    Anyway (just a personal thought, which I think is related to the subjetc), I believe that 35 scale basses with light gauge strings sound more punchy and tight enough for me, than with very heavy gauges.. the length of the scale already requires more tension at proper tunings than 34 scales, so there is no need for heavier gauge strings.. These increase the tension in such way that the sound becomes too dense and blurry, especially in the B string, which can be interpreted as floppyness..

    BTW, the string gauge issue is because many manufacters sell their 35 scale basses with strings heavier than their 34 scale models, Ibanez, for example.
  10. jokerjkny

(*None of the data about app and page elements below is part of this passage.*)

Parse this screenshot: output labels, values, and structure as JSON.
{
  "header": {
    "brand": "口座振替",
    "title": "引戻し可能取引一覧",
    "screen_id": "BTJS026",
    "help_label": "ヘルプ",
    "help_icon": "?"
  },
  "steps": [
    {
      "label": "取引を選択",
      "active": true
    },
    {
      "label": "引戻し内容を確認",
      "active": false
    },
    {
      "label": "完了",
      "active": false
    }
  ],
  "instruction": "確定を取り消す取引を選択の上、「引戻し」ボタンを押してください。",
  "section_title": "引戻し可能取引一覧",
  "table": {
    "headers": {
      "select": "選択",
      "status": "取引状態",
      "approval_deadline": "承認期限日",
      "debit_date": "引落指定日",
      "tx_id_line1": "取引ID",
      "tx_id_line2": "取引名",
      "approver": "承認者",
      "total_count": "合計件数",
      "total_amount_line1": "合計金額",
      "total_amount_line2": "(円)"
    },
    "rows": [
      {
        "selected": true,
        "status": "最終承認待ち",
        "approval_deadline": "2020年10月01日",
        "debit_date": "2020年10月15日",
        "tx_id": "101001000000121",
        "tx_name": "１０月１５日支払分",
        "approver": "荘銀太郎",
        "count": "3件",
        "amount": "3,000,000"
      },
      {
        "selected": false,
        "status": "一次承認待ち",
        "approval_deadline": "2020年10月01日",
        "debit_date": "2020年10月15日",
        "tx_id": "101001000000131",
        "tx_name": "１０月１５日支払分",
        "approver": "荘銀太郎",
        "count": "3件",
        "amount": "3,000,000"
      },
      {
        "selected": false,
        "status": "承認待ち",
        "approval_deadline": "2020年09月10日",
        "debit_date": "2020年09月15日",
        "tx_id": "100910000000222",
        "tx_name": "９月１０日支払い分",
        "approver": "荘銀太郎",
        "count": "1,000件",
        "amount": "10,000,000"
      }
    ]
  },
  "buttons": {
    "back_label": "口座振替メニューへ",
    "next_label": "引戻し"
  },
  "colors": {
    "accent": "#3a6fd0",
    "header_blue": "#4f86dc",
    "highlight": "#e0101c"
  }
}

    Jan 19, 2002
    NY / NJ / PHL
    well, the flat wound Ti's have a low B of .136!!

    kinda weird they're sooo different in sizing, no?
  11. hey bassmonkee , what brand of strings do you use???
  12. bassmonkeee

    bassmonkeee Supporting Member

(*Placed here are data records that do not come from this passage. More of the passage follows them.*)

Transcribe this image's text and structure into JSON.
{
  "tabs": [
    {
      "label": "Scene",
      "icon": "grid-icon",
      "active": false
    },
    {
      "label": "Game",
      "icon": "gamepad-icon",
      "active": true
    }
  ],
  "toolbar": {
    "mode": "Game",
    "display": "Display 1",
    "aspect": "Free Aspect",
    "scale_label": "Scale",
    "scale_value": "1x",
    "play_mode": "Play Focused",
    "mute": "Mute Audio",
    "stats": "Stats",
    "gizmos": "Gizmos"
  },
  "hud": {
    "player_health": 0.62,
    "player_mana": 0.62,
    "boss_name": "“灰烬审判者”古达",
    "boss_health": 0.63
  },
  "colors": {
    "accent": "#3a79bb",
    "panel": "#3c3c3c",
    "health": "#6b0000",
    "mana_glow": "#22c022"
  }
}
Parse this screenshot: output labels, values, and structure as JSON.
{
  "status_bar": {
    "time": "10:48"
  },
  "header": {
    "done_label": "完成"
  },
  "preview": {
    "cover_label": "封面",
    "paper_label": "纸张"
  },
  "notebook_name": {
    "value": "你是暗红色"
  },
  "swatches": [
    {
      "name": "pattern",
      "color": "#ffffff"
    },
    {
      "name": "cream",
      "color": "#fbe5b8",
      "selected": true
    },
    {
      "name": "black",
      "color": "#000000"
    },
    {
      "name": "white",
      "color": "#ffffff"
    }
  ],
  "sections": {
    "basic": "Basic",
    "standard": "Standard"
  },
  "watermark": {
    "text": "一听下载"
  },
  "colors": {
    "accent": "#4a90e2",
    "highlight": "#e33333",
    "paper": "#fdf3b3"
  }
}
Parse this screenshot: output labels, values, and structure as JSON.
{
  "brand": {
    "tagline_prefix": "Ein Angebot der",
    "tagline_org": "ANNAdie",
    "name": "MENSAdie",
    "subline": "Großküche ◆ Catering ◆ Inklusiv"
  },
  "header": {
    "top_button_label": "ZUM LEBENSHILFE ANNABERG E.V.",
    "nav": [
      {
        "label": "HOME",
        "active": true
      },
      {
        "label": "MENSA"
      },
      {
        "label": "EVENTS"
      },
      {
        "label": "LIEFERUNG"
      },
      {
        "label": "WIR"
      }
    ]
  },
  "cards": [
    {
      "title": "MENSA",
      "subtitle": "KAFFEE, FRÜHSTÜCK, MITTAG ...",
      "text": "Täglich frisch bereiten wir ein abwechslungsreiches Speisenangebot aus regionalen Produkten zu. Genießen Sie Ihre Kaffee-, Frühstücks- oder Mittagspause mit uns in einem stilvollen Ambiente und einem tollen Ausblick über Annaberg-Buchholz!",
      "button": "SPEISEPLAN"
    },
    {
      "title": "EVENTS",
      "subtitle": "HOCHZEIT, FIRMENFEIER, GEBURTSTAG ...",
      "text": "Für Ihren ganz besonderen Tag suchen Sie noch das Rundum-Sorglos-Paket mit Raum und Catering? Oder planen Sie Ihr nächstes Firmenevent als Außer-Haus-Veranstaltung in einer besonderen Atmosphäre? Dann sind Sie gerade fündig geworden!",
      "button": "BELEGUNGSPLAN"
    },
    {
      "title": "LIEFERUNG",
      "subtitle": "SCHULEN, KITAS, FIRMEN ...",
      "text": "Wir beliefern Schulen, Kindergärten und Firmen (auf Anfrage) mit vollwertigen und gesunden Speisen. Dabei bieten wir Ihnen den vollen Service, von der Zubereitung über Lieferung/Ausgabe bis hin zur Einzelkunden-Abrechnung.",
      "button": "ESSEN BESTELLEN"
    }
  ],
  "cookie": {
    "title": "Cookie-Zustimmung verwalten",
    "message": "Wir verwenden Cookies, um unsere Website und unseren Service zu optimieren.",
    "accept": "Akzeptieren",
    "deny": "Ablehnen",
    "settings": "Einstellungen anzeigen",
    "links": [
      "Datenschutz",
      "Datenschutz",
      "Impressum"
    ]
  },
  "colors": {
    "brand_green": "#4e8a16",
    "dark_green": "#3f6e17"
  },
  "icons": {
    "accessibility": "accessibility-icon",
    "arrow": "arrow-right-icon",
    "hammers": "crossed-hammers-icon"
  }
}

    Sep 13, 2000
    Decatur, GA
    Well, TI has always been more interested in having similar tension between strings as opposed to what numbers look good on packaging.

    I guess there is something about the way the wrap on the flats affects the sound. But, yeah, the difference between the low E and low B on a set of Jazz Flats (.100 vs .136) is a bit wierd looking at first, but they feel great!
  13. bassmonkeee

    bassmonkeee Supporting Member

    Sep 13, 2000
    Decatur, GA
    I use Thomastik Infeld Jazz Flats, Jazz Rounds, and Powerbass strings on all of my basses.

    My 5 string Curbow currently has the set of prototypes that G2 Intelligence sent me to try out, but I'll probably go right back to Powerbass once I've finished testing them out.
  14. wiggleworm

    wiggleworm Guest

    May 29, 2003
    I have the TI jazz flats on my 5 string... at first I was unhappy with the B string, so I tuned the bass EADGC... but with my new band, I need the low notes so I had to go back to BEADG. For a couple of days I used the EADGC strings tuned down a fourth... it was so fun to play, sounded good on its own, but didn't cut through with the band. So I put the regular BEADG strings on and it sounded punchier.

    But then.... I play with a cellist and keyboardist, both of whose lowest note is a C. So I tuned the B string up a half step and now my bass is tuned CEADG and it SOUNDS SO GOOD!!! That extra bit of tension makes all the difference.

    gerodoth likes this.